Scan the lines below for the word "title". Copy each line you find it in.
Segment Start: Stored data
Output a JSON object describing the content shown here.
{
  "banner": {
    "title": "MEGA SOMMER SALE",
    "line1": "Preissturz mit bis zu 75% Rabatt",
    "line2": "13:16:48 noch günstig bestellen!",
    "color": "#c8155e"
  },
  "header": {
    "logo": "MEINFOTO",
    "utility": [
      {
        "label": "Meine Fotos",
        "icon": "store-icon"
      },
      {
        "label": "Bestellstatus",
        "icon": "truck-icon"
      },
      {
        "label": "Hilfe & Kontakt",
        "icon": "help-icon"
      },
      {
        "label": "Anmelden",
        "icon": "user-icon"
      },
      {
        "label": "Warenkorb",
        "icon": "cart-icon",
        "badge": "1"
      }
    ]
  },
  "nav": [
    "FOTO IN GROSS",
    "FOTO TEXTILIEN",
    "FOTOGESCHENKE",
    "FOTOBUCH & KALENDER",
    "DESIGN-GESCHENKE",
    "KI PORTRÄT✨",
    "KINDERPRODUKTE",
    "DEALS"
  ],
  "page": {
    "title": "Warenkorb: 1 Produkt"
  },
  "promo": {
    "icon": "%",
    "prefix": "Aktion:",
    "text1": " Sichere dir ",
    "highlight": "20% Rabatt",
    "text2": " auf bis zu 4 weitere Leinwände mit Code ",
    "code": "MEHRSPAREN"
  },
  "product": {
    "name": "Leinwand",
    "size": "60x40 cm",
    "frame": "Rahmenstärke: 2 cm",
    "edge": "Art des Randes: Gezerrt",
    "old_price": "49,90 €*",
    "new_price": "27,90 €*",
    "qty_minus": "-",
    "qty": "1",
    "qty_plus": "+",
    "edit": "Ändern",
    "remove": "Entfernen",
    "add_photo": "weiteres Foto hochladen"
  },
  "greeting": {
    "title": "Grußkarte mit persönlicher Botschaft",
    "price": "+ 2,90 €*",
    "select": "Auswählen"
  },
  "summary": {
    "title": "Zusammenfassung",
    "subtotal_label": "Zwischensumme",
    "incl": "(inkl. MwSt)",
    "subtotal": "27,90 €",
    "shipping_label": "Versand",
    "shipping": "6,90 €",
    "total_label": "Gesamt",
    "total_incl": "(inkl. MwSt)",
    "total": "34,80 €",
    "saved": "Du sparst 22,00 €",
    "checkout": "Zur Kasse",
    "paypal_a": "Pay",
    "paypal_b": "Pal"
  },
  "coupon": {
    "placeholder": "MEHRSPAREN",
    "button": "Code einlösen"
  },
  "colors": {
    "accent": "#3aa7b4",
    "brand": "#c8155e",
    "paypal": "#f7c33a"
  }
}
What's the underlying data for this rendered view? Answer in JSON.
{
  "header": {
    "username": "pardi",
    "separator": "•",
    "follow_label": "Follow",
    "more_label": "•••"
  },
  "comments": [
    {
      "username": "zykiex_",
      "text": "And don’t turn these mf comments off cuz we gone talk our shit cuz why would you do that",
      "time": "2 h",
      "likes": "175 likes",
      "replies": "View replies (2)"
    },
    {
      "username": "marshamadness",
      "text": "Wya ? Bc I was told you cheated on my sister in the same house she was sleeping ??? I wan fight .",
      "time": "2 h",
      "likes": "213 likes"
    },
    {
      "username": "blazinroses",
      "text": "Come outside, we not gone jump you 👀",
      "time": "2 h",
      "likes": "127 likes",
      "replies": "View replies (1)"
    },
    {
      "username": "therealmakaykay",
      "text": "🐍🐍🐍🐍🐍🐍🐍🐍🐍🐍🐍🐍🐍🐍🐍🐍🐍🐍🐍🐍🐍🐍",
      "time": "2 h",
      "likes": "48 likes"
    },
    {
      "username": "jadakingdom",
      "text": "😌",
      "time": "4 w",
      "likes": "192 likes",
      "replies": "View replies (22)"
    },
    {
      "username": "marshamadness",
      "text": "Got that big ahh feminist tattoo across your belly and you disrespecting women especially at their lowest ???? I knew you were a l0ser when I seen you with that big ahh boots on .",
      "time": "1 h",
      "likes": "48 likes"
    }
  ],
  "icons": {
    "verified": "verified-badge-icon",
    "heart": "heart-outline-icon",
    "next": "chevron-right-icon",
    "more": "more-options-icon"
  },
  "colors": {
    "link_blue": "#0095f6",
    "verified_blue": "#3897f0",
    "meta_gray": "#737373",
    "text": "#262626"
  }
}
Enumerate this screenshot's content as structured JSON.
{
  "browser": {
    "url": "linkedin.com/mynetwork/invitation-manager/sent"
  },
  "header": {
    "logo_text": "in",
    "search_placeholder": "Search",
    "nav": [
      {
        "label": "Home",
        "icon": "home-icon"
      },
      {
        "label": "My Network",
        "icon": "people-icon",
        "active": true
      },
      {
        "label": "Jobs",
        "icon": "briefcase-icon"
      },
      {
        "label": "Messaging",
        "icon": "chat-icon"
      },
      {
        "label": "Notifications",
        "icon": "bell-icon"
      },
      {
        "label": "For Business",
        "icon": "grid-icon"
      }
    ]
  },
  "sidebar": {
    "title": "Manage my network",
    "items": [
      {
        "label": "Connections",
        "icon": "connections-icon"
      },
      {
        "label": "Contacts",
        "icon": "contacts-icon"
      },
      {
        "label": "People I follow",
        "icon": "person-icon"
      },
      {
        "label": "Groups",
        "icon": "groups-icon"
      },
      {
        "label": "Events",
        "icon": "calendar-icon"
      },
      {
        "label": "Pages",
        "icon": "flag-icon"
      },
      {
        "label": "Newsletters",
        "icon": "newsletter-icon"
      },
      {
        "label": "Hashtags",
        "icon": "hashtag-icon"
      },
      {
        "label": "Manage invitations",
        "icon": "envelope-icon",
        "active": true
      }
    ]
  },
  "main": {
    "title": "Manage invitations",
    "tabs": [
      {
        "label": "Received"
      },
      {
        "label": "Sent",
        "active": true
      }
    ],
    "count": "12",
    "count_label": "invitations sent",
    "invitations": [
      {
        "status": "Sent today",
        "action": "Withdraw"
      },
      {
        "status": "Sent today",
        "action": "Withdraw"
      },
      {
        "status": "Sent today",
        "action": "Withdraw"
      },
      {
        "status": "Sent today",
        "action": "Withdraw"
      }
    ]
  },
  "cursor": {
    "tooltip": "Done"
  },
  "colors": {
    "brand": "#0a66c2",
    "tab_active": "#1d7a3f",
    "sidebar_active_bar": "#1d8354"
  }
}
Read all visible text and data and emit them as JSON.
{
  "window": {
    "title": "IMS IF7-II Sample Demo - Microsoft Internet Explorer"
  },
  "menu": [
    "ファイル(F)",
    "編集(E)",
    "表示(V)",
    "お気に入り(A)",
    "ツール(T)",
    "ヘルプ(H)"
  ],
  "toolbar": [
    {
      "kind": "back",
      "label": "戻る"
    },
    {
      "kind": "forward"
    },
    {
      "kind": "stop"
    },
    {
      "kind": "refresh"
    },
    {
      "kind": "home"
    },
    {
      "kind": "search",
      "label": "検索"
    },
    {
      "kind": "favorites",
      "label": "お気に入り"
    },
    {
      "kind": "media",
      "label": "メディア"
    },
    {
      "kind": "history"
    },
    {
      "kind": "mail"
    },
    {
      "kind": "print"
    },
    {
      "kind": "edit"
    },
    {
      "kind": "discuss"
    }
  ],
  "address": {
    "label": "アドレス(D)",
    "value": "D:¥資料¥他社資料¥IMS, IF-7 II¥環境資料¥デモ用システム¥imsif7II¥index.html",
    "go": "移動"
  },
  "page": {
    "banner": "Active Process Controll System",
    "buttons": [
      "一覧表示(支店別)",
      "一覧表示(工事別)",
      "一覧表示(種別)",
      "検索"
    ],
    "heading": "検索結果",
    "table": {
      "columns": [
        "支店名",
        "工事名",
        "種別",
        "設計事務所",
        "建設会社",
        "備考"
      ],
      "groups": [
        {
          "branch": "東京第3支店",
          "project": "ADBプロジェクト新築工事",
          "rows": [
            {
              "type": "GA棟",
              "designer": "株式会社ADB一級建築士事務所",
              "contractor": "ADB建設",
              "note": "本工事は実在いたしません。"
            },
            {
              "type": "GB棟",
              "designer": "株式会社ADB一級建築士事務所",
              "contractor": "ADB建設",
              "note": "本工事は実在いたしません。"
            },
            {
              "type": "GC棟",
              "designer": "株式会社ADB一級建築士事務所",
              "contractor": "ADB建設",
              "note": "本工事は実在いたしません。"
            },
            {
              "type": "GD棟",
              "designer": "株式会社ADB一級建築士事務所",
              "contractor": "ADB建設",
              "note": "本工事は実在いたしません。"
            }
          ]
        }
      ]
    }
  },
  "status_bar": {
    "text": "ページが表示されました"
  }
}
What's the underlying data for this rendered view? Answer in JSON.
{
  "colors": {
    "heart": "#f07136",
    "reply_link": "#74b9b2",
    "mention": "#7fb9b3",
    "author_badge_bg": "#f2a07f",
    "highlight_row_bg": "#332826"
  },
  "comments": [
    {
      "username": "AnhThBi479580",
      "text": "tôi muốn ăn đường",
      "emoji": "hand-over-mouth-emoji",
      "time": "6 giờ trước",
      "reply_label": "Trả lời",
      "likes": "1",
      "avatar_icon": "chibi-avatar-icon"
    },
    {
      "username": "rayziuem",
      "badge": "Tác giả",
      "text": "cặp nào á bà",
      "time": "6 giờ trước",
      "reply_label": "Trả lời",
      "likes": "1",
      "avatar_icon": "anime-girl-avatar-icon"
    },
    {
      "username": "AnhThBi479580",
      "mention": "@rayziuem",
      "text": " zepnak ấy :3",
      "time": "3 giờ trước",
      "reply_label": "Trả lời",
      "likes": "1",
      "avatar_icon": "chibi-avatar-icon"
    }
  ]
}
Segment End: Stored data
Expected output ▸
    "title": "MEGA SOMMER SALE",
    "title": "Warenkorb: 1 Produkt"
    "title": "Grußkarte mit persönlicher Botschaft",
    "title": "Zusammenfassung",
    "title": "Manage my network",
    "title": "Manage invitations",
    "title": "IMS IF7-II Sample Demo - Microsoft Internet Explorer"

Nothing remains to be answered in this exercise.